Today, hundreds of thousands of Dreamers brought to the country as children are applying for the Presidents new Dream Policy. In June, President Obama took matters into his own hands, announcing a program allowing DREAMers to receive a two-year deferment of deportation proceedings. These DREAMers can also apply for a work permit and later reapply for another deportation deferment.
On Tuesday, Citizenship and Immigration Services Director Alejandro Mayorkas said the agency is ready to process the flood of applications. He said,"USCIS has developed a rigorous review process for deferred action requests under guidelines issued by (Department of Homeland) Secretary (Janet) Napolitano. Childhood arrivals who meet the guidelines and whose cases are deferred will now be able to live without fear of removal, and be able to more fully contribute their talents to our great nation."
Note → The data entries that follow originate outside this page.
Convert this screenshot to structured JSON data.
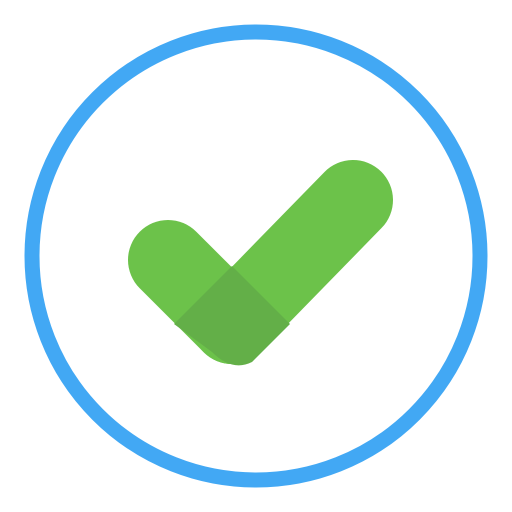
{
  "icon": {
    "name": "check-circle-icon",
    "ring_color": "#42A8F4",
    "background_color": "#FFFFFF",
    "check_color": "#6CC24A",
    "check_overlap_color": "#63AF48"
  }
}
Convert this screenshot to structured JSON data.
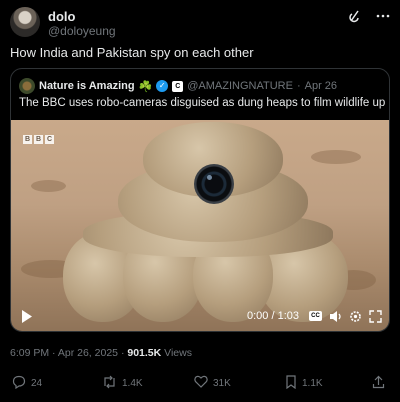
{
  "author": {
    "name": "dolo",
    "handle": "@doloyeung"
  },
  "header_icons": [
    "grok-icon",
    "more-icon"
  ],
  "tweet": {
    "text": "How India and Pakistan spy on each other"
  },
  "quoted": {
    "name": "Nature is Amazing",
    "emoji": "☘️",
    "affiliate_badge": "C",
    "handle": "@AMAZINGNATURE",
    "separator": "·",
    "date": "Apr 26",
    "text": "The BBC uses robo-cameras disguised as dung heaps to film wildlife up close.",
    "video": {
      "watermark": [
        "B",
        "B",
        "C"
      ],
      "time": "0:00 / 1:03",
      "cc_label": "CC",
      "progress": 0
    }
  },
  "meta": {
    "time": "6:09 PM",
    "dot": "·",
    "date": "Apr 26, 2025",
    "views_count": "901.5K",
    "views_label": "Views"
  },
  "actions": {
    "replies": "24",
    "reposts": "1.4K",
    "likes": "31K",
    "bookmarks": "1.1K"
  },
  "colors": {
    "background": "#000000",
    "text": "#e7e9ea",
    "muted": "#71767b",
    "border": "#2f3336",
    "verified": "#1d9bf0"
  }
}
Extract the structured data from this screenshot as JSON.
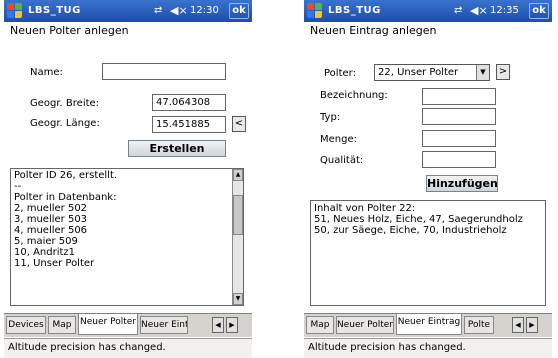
{
  "colors": {
    "titlebar": "#1d4ea8",
    "tab_bg": "#d6d3ce",
    "field_border": "#666666"
  },
  "left": {
    "titlebar": {
      "app": "LBS_TUG",
      "connection_icon": "connectivity-icon",
      "volume_icon": "speaker-icon",
      "time": "12:30",
      "ok": "ok"
    },
    "form_title": "Neuen Polter anlegen",
    "name_label": "Name:",
    "name_value": "",
    "lat_label": "Geogr. Breite:",
    "lat_value": "47.064308",
    "lon_label": "Geogr. Länge:",
    "lon_value": "15.451885",
    "back_button": "<",
    "create_button": "Erstellen",
    "log_lines": [
      "Polter ID 26,  erstellt.",
      "--",
      "Polter in Datenbank:",
      "2, mueller 502",
      "3, mueller 503",
      "4, mueller 506",
      "5, maier 509",
      "10, Andritz1",
      "11, Unser Polter"
    ],
    "tabs": [
      "Devices",
      "Map",
      "Neuer Polter",
      "Neuer Eint"
    ],
    "active_tab": 2,
    "status": "Altitude precision has changed."
  },
  "right": {
    "titlebar": {
      "app": "LBS_TUG",
      "connection_icon": "connectivity-icon",
      "volume_icon": "speaker-icon",
      "time": "12:35",
      "ok": "ok"
    },
    "form_title": "Neuen Eintrag anlegen",
    "polter_label": "Polter:",
    "polter_selected": "22, Unser Polter",
    "go_button": ">",
    "bezeichnung_label": "Bezeichnung:",
    "typ_label": "Typ:",
    "menge_label": "Menge:",
    "qualitaet_label": "Qualität:",
    "add_button": "Hinzufügen",
    "content_lines": [
      "Inhalt von Polter 22:",
      "51, Neues Holz, Eiche, 47, Saegerundholz",
      "50, zur Säege, Eiche, 70, Industrieholz"
    ],
    "tabs": [
      "Map",
      "Neuer Polter",
      "Neuer Eintrag",
      "Polte"
    ],
    "active_tab": 2,
    "status": "Altitude precision has changed."
  }
}
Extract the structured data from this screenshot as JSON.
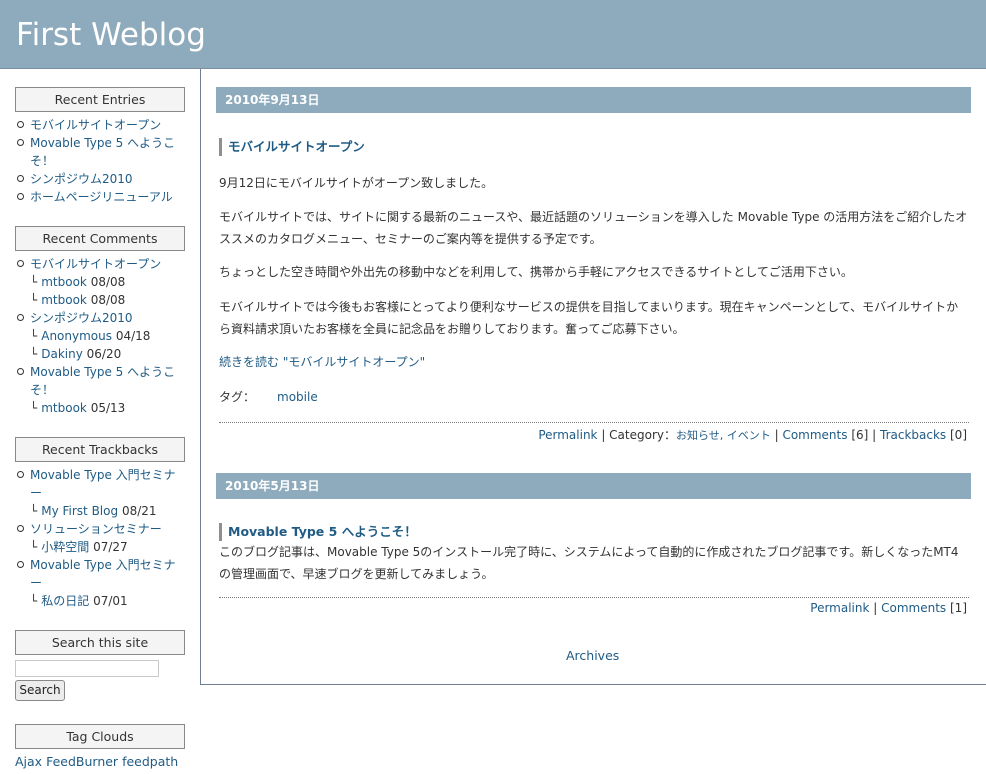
{
  "header": {
    "title": "First Weblog"
  },
  "sidebar": {
    "recent_entries": {
      "heading": "Recent Entries",
      "items": [
        {
          "label": "モバイルサイトオープン"
        },
        {
          "label": "Movable Type 5 へようこそ！"
        },
        {
          "label": "シンポジウム2010"
        },
        {
          "label": "ホームページリニューアル"
        }
      ]
    },
    "recent_comments": {
      "heading": "Recent Comments",
      "groups": [
        {
          "entry": "モバイルサイトオープン",
          "comments": [
            {
              "author": "mtbook",
              "date": "08/08"
            },
            {
              "author": "mtbook",
              "date": "08/08"
            }
          ]
        },
        {
          "entry": "シンポジウム2010",
          "comments": [
            {
              "author": "Anonymous",
              "date": "04/18"
            },
            {
              "author": "Dakiny",
              "date": "06/20"
            }
          ]
        },
        {
          "entry": "Movable Type 5 へようこそ！",
          "comments": [
            {
              "author": "mtbook",
              "date": "05/13"
            }
          ]
        }
      ]
    },
    "recent_trackbacks": {
      "heading": "Recent Trackbacks",
      "groups": [
        {
          "entry": "Movable Type 入門セミナー",
          "tb": {
            "source": "My First Blog",
            "date": "08/21"
          }
        },
        {
          "entry": "ソリューションセミナー",
          "tb": {
            "source": "小粋空間",
            "date": "07/27"
          }
        },
        {
          "entry": "Movable Type 入門セミナー",
          "tb": {
            "source": "私の日記",
            "date": "07/01"
          }
        }
      ]
    },
    "search": {
      "heading": "Search this site",
      "value": "",
      "button": "Search"
    },
    "tags": {
      "heading": "Tag Clouds",
      "items": [
        "Ajax",
        "FeedBurner",
        "feedpath"
      ]
    }
  },
  "posts": [
    {
      "date": "2010年9月13日",
      "title": "モバイルサイトオープン",
      "paragraphs": [
        "9月12日にモバイルサイトがオープン致しました。",
        "モバイルサイトでは、サイトに関する最新のニュースや、最近話題のソリューションを導入した Movable Type の活用方法をご紹介したオススメのカタログメニュー、セミナーのご案内等を提供する予定です。",
        "ちょっとした空き時間や外出先の移動中などを利用して、携帯から手軽にアクセスできるサイトとしてご活用下さい。",
        "モバイルサイトでは今後もお客様にとってより便利なサービスの提供を目指してまいります。現在キャンペーンとして、モバイルサイトから資料請求頂いたお客様を全員に記念品をお贈りしております。奮ってご応募下さい。"
      ],
      "read_more": "続きを読む \"モバイルサイトオープン\"",
      "tags_label": "タグ：",
      "tag": "mobile",
      "permalink": "Permalink",
      "category_label": "Category：",
      "categories": "お知らせ, イベント",
      "comments_label": "Comments",
      "comments_count": "[6]",
      "trackbacks_label": "Trackbacks",
      "trackbacks_count": "[0]"
    },
    {
      "date": "2010年5月13日",
      "title": "Movable Type 5 へようこそ！",
      "body": "このブログ記事は、Movable Type 5のインストール完了時に、システムによって自動的に作成されたブログ記事です。新しくなったMT4の管理画面で、早速ブログを更新してみましょう。",
      "permalink": "Permalink",
      "comments_label": "Comments",
      "comments_count": "[1]"
    }
  ],
  "archives": "Archives",
  "colors": {
    "header_bg": "#8eaabd",
    "link": "#1f5b85"
  }
}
Meanwhile, anti-Latino Republican, U.S. Rep. Lamar Smith, R-Texas, chairman of the House Judiciary Committee, said the program opens the door for fraud and unleashes a torrent of unemployed workers at a time when the country's 8.3% unemployment rate is already making life difficult for U.S. citizens and legal residents. Smith said, "President Obama and his administration routinely put partisan politics and illegal immigrants ahead of the rule of law and the American people. With this track record, it's looking more likely that even President Obama may lose his job in this economy when Americans go to the polls this November."
The Department of Homeland Security has not estimated how many people could participate in the new program. But the Pew Hispanic Center estimated that up to 1.7 million illegal immigrants could qualify. The application fee will be $465, and Mayorkas said that should cover the costs of hiring additional staff to process all the applications. DHS officials said a small number of cases can have their fees waived in extreme cases. Applicants must have been under the age of 31 as of June 15 (when the program was announced), entered the U.S. before reaching their 16th birthday, have clean criminal records and must have either graduated high school or be on that track.